§ Task to carry out: The number needed is how many lines of the data hold the string "name". Give that number and nothing more.

### Material supplied

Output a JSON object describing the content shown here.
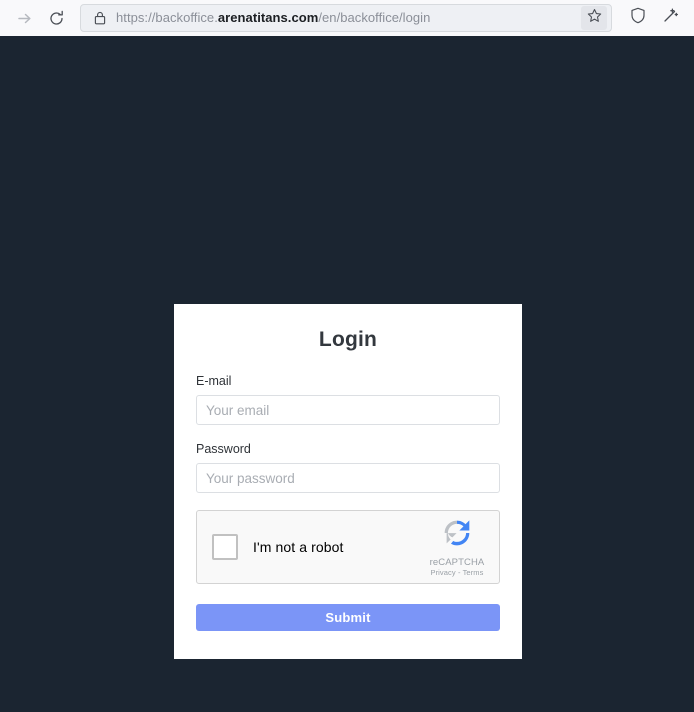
{
  "browser": {
    "nav": {
      "forward_icon": "arrow-right-icon",
      "reload_icon": "reload-icon"
    },
    "urlbar": {
      "lock_icon": "lock-icon",
      "url_prefix": "https://backoffice.",
      "url_domain": "arenatitans.com",
      "url_path": "/en/backoffice/login",
      "full_url": "https://backoffice.arenatitans.com/en/backoffice/login",
      "bookmark_icon": "star-icon"
    },
    "toolbar_icons": [
      {
        "name": "shield-icon"
      },
      {
        "name": "magic-wand-icon"
      }
    ]
  },
  "page": {
    "background_color": "#1b2531"
  },
  "login": {
    "title": "Login",
    "email": {
      "label": "E-mail",
      "placeholder": "Your email",
      "value": ""
    },
    "password": {
      "label": "Password",
      "placeholder": "Your password",
      "value": ""
    },
    "recaptcha": {
      "label": "I'm not a robot",
      "brand": "reCAPTCHA",
      "legal": "Privacy - Terms",
      "checked": false,
      "logo_blue": "#4285f4",
      "logo_gray": "#bdc1c6"
    },
    "submit": {
      "label": "Submit",
      "color": "#7b95f7"
    }
  }
}
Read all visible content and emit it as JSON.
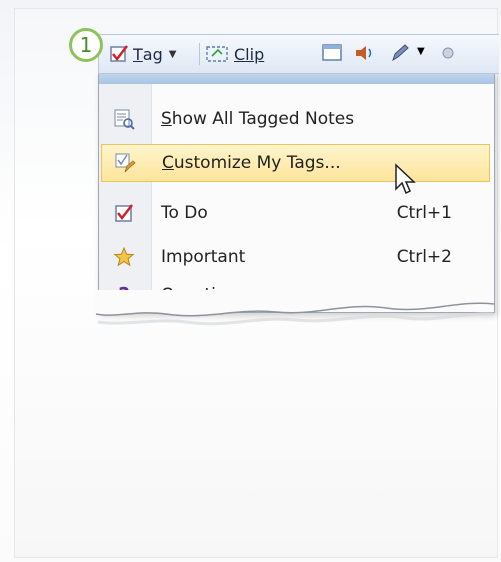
{
  "step": {
    "number": "1"
  },
  "toolbar": {
    "tag_label_underlined": "T",
    "tag_label_rest": "ag",
    "clip_label_underlined": "C",
    "clip_label_rest": "lip"
  },
  "menu": {
    "items": [
      {
        "u": "S",
        "rest": "how All Tagged Notes",
        "shortcut": "",
        "icon": "tagged-notes-icon"
      },
      {
        "u": "C",
        "rest": "ustomize My Tags...",
        "shortcut": "",
        "icon": "customize-tags-icon",
        "highlighted": true
      },
      {
        "u": "",
        "rest": "To Do",
        "shortcut": "Ctrl+1",
        "icon": "checkbox-icon"
      },
      {
        "u": "",
        "rest": "Important",
        "shortcut": "Ctrl+2",
        "icon": "star-icon"
      },
      {
        "u": "",
        "rest": "Question",
        "shortcut": "",
        "icon": "question-mark-icon"
      }
    ]
  },
  "colors": {
    "highlight": "#fde59c",
    "step_ring": "#8fc25a",
    "toolbar": "#dfe8f4"
  }
}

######

§ Written response: 2